App and web page records
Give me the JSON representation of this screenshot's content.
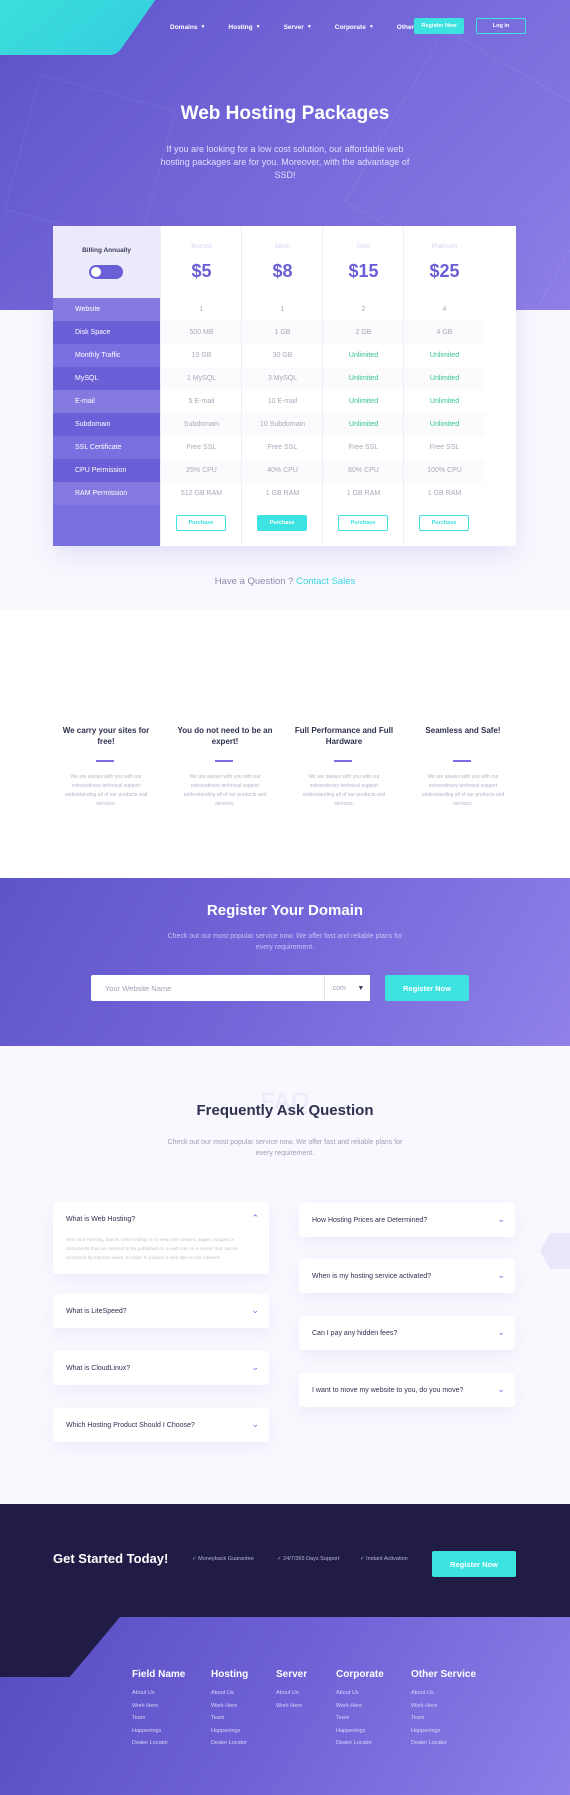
{
  "nav": {
    "items": [
      "Domains",
      "Hosting",
      "Server",
      "Corporate",
      "Other"
    ],
    "register": "Register Now",
    "login": "Log in"
  },
  "hero": {
    "title": "Web Hosting Packages",
    "subtitle": "If you are looking for a low cost solution, our affordable web hosting packages are for you. Moreover, with the advantage of SSD!"
  },
  "pricing": {
    "billing_label": "Billing Annually",
    "features": [
      "Website",
      "Disk Space",
      "Monthly Traffic",
      "MySQL",
      "E-mail",
      "Subdomain",
      "SSL Certificate",
      "CPU Permission",
      "RAM Permission"
    ],
    "plans": [
      {
        "name": "Bronze",
        "price": "$5",
        "button": "Purchase",
        "values": [
          "1",
          "500 MB",
          "10 GB",
          "1 MySQL",
          "5 E-mail",
          "Subdomain",
          "Free SSL",
          "25% CPU",
          "512 GB RAM"
        ]
      },
      {
        "name": "Silver",
        "price": "$8",
        "button": "Purchase",
        "values": [
          "1",
          "1 GB",
          "30 GB",
          "3 MySQL",
          "10 E-mail",
          "10 Subdomain",
          "Free SSL",
          "40% CPU",
          "1 GB RAM"
        ]
      },
      {
        "name": "Gold",
        "price": "$15",
        "button": "Purchase",
        "values": [
          "2",
          "2 GB",
          "Unlimited",
          "Unlimited",
          "Unlimited",
          "Unlimited",
          "Free SSL",
          "60% CPU",
          "1 GB RAM"
        ]
      },
      {
        "name": "Platinum",
        "price": "$25",
        "button": "Purchase",
        "values": [
          "4",
          "4 GB",
          "Unlimited",
          "Unlimited",
          "Unlimited",
          "Unlimited",
          "Free SSL",
          "100% CPU",
          "1 GB RAM"
        ]
      }
    ],
    "question": "Have a Question ?",
    "contact": "Contact Sales"
  },
  "features": [
    {
      "title": "We carry your sites for free!",
      "text": "We are always with you with our extraordinary technical support understanding all of our products and services."
    },
    {
      "title": "You do not need to be an expert!",
      "text": "We are always with you with our extraordinary technical support understanding all of our products and services."
    },
    {
      "title": "Full Performance and Full Hardware",
      "text": "We are always with you with our extraordinary technical support understanding all of our products and services."
    },
    {
      "title": "Seamless and Safe!",
      "text": "We are always with you with our extraordinary technical support understanding all of our products and services."
    }
  ],
  "domain": {
    "title": "Register Your Domain",
    "subtitle": "Check out our most popular service now. We offer fast and reliable plans for every requirement.",
    "placeholder": "Your Website  Name",
    "tld": ".com",
    "button": "Register Now"
  },
  "faq": {
    "ghost": "FAQ",
    "title": "Frequently Ask Question",
    "subtitle": "Check out our most popular service now. We offer fast and reliable plans for every requirement.",
    "left": [
      {
        "q": "What is Web Hosting?",
        "a": "Web Site Hosting, that is, web hosting, is to keep the content, pages, images or documents that are desired to be published on a web site on a server that can be accessed by internet users. In order to publish a web site on the internet."
      },
      {
        "q": "What is LiteSpeed?"
      },
      {
        "q": "What is CloudLinux?"
      },
      {
        "q": "Which Hosting Product Should I Choose?"
      }
    ],
    "right": [
      {
        "q": "How Hosting Prices are Determined?"
      },
      {
        "q": "When is my hosting service activated?"
      },
      {
        "q": "Can I pay any hidden fees?"
      },
      {
        "q": "I want to move my website to you, do you move?"
      }
    ]
  },
  "cta": {
    "title": "Get Started Today!",
    "checks": [
      "Moneyback Guarantee",
      "24/7/365 Days Support",
      "Instant Activation"
    ],
    "button": "Register Now"
  },
  "footer": {
    "columns": [
      {
        "title": "Field Name",
        "links": [
          "About Us",
          "Work Here",
          "Team",
          "Happenings",
          "Dealer Locator"
        ]
      },
      {
        "title": "Hosting",
        "links": [
          "About Us",
          "Work Here",
          "Team",
          "Happenings",
          "Dealer Locator"
        ]
      },
      {
        "title": "Server",
        "links": [
          "About Us",
          "Work Here"
        ]
      },
      {
        "title": "Corporate",
        "links": [
          "About Us",
          "Work Here",
          "Team",
          "Happenings",
          "Dealer Locator"
        ]
      },
      {
        "title": "Other Service",
        "links": [
          "About Us",
          "Work Here",
          "Team",
          "Happenings",
          "Dealer Locator"
        ]
      }
    ]
  },
  "colors": {
    "accent": "#3de3e0",
    "primary": "#6a5fd6",
    "dark": "#201c45",
    "green": "#33c48a"
  }
}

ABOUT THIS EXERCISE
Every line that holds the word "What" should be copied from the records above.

EXERCISE RESPONSE
        "q": "What is Web Hosting?",
        "q": "What is LiteSpeed?"
        "q": "What is CloudLinux?"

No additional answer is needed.